The CMA said it did not believe a merged BT-EE was likely to or would be able to disadvantage competitors. "We have provisionally found that in some areas it is unlikely that they would have both the ability and incentive to do so - and in others that the effects of their attempting to do so would be limited," it said.

Since the BT-EE tie-up marries a broadband provider with a mobile operator, it posed fewer competition issues than combinations of mobile operators, which reduce the number of networks and players in the market.

The decision will come as a relief to investors and industry executives who are worried that European regulators are taking a harder line on approving mergers after a spate of deals in recent years has redrawn markets from Germany to Spain.

BT Chief Executive Gavin Patterson said the combined group"would be good for the UK, providing investment and ensuring consumers and businesses can benefit from further innovation in a highly competitive market".
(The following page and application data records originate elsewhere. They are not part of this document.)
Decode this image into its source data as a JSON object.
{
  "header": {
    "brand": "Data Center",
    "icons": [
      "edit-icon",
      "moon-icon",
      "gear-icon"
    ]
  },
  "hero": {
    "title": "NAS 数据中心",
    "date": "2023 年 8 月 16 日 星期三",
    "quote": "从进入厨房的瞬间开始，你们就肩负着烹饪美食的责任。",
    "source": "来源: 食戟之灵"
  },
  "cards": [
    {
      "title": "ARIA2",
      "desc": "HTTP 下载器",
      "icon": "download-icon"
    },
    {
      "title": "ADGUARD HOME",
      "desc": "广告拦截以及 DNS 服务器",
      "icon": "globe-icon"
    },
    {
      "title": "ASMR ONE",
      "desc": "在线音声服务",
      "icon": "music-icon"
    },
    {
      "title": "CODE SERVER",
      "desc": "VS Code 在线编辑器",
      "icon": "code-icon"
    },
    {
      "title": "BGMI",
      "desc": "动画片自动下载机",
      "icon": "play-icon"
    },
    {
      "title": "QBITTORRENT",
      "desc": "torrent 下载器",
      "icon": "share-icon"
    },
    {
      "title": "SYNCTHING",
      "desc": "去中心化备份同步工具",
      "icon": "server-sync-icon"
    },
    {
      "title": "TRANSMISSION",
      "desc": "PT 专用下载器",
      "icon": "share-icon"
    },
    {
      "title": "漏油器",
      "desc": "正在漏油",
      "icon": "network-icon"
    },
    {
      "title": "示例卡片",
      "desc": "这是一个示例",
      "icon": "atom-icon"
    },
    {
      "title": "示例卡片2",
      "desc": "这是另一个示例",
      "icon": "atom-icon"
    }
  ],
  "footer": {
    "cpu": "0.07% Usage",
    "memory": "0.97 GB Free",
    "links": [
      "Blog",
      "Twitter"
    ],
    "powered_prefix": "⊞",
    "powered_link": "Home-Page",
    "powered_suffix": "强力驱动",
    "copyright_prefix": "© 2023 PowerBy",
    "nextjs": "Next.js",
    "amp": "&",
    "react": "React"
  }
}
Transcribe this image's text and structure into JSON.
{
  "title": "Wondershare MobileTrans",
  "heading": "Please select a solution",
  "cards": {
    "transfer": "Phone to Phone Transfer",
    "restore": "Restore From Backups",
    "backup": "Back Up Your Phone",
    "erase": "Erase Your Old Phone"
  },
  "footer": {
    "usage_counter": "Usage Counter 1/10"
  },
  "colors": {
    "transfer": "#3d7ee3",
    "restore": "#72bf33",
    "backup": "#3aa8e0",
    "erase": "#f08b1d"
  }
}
Shares in BT, which finalised the deal in February, were up 4.3 per cent at a three-month high of 473 pence at 0829 GMT.

The company had the pick of buying EE, jointly owned by France's Orange and Deutsche Telekom, or Telefonica's O2 to accelerate a return to the mobile sector it left more than a decade ago.

After BT chose EE, Hutchison, the owner of Britain's smallest mobile network Three, agreed to buy O2, cutting the number of networks to three from four.

The Hutchison-O2 deal is being reviewed by European Competition Commissioner Margrethe Vestager, and she is expected to demand significant concessions to ensure that consumers do not get hurt if the market consolidates.

British regulator Ofcom has also launched a major review, and as a result it is considering forcing BT to spin off its Openreach networks arm.

The CMA will publish its final report by January 18, 2016.